Supporting digestion: 4 ways to help gut bacteria thrive
Probiotics—it’s a term you probably recognize and associate with cups of yogurt—but what exactly does it mean? How do probiotics help you maintain your digestive health?
In layman’s terms, probiotics are microorganisms—usually strains of bacteria—normally present in fermented foods that help promote a healthy gastrointestinal (GI) tract. There are trillions of microbes living in our digestive system, producing compounds that support our overall health. Like these microbes—collectively referred to as the microbiota—probiotics help us digest food, produce chemicals and perform other functions that benefit us. Unlike our inherent gut microbiota, probiotics may not stably colonize our GI tract, so their benefits are likely temporary.
“Microbiota—the community of organisms present throughout our body, and in our digestive systems—are all the symbiotic microbes that have coevolved with us,” states Robert C. Alaniz, PhD, assistant professor at Texas A&M Health Science Center College of Medicine. Alaniz, director of the newly established Center for Integrated Microbiota Research (CIMR) at Texas A&M University, is conducting extensive research on the beneficial compounds produced by gut bacteria with Arul Jayaraman, PhD, a professor at Texas A&M’s College of Engineering.
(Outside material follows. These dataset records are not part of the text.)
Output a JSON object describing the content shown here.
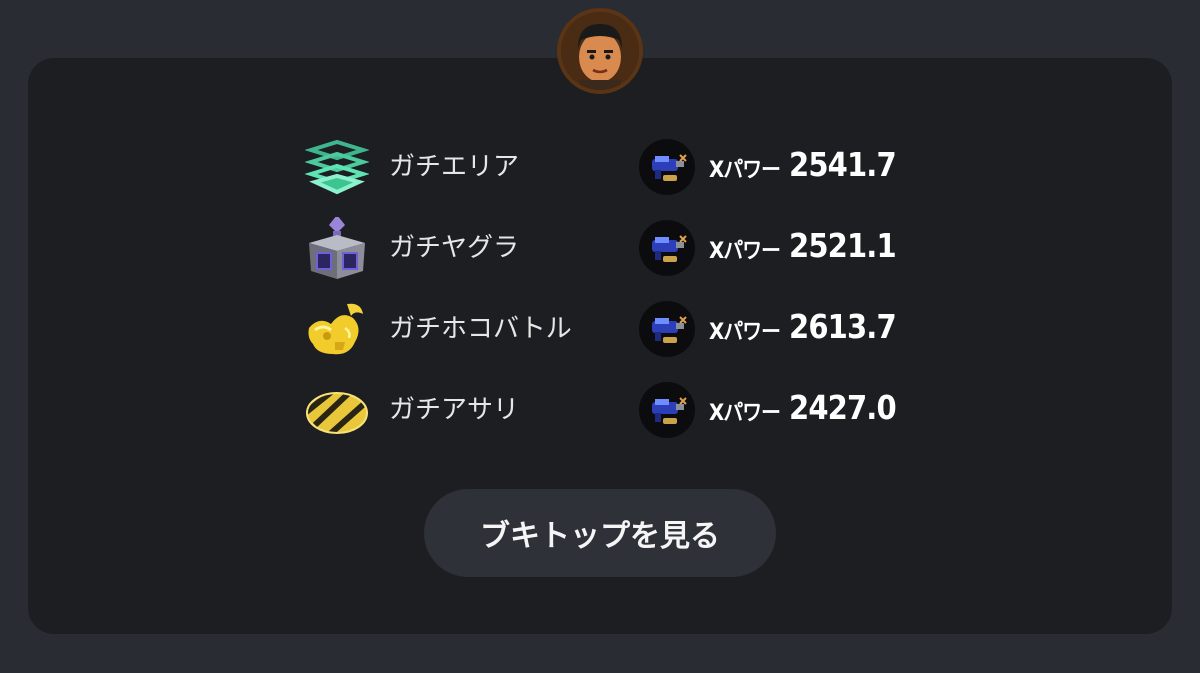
{
  "modes": [
    {
      "name": "ガチエリア",
      "icon": "splat-zones-icon",
      "xpower_label": "Xパワー",
      "xpower": "2541.7"
    },
    {
      "name": "ガチヤグラ",
      "icon": "tower-control-icon",
      "xpower_label": "Xパワー",
      "xpower": "2521.1"
    },
    {
      "name": "ガチホコバトル",
      "icon": "rainmaker-icon",
      "xpower_label": "Xパワー",
      "xpower": "2613.7"
    },
    {
      "name": "ガチアサリ",
      "icon": "clam-blitz-icon",
      "xpower_label": "Xパワー",
      "xpower": "2427.0"
    }
  ],
  "weapon_icon": "blaster-weapon-icon",
  "avatar_icon": "user-avatar-icon",
  "button": {
    "label": "ブキトップを見る"
  },
  "colors": {
    "background": "#2a2c34",
    "card": "#1d1e22",
    "button": "#2f3138",
    "text": "#e6e6e6"
  }
}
These natural compounds in our GI tract help prevent chronic inflammation and obesity, keeping potentially fatal bacterial spores from germinating within our body and much more. So what can you do to support your microbiota and their natural compounds that help your digestive system thrive?
Alaniz provides the following suggestions on how to support your gut microbiota:
1. Eat your vegetables
Although we cannot digest fiber, our microbiota can. Fiber is food for our gut bacteria, and the compounds they produce from metabolizing fiber are beneficial to us. Eating healthy, fiber-rich foods supports our microbiota and allows them to produce short-chain fatty acids, which provide us with energy and promotes digestive health.
In combination with a healthy diet, avoid greasy, fatty foods. Diets rich in vegetables and fruits allow healthy gut bacteria to thrive, but excessively fatty foods will have the opposite effect. A poor diet may also prevent your microbiota from producing the chemicals that benefit your overall health.
2. Don’t be so germaphobic
Of course, you should wash your hands after sneezing or cooking with raw chicken, but not washing your hands after touching a doorknob or the floor could actually be beneficial. Over the course of millions of years, our immune system has evolved to accept our microbiota and fight off infectious diseases. “Hyper-hygiene” may actually impair our immune system; without pathogens to target, our immune system can begin to attack our microbiota and our own tissues.
While hygiene is certainly important, try not to overcompensate. By being exposed to bacteria and other pathogens, we are allowing our immune system to do its job and preventing it from attacking the healthy bacteria in our GI tract.
3. Don’t overuse antibiotics
Consult with your physician and don’t panic if you are not given a prescription for every illness—it can actually be a positive thing to allow your body to naturally fight off some infectious diseases. This will help bolster your immune system and will keep your microbiota balanced so they can better support your health.
With the advent of modern science, antibiotics have become commonly prescribed, but are not always the best option for treating all ailments. Of course, you should follow the instructions of your physician, but keep in mind that overuse of antibiotics is detrimental to our digestive health because the antibiotics attack the beneficial bacteria in our GI tract and other body sites. “Every time antibiotics are used, it impacts our microbiota,” states Alaniz.
4. Take your probiotics
Probiotics, in addition with a healthy diet, promote digestive health. By consuming probiotics, you can help maintain a balanced microbiota that may produce more chemical compounds to benefit you.
Foods that usually contain probiotics are fermented dairy products, such as yogurt and kefir. But if yogurt isn’t your thing, fermented cabbage products, like sauerkraut and kimchi, also contain strains of probiotics. Probiotic supplements can also be used, but with the limitation that they don’t contain the complex nutrients found in many food forms.
Introducing probiotics into your regular diet is reported to be beneficial overall and may help you reduce the severity of chronic diseases like inflammation and type 2 diabetes, allowing you to sustain a healthy lifestyle.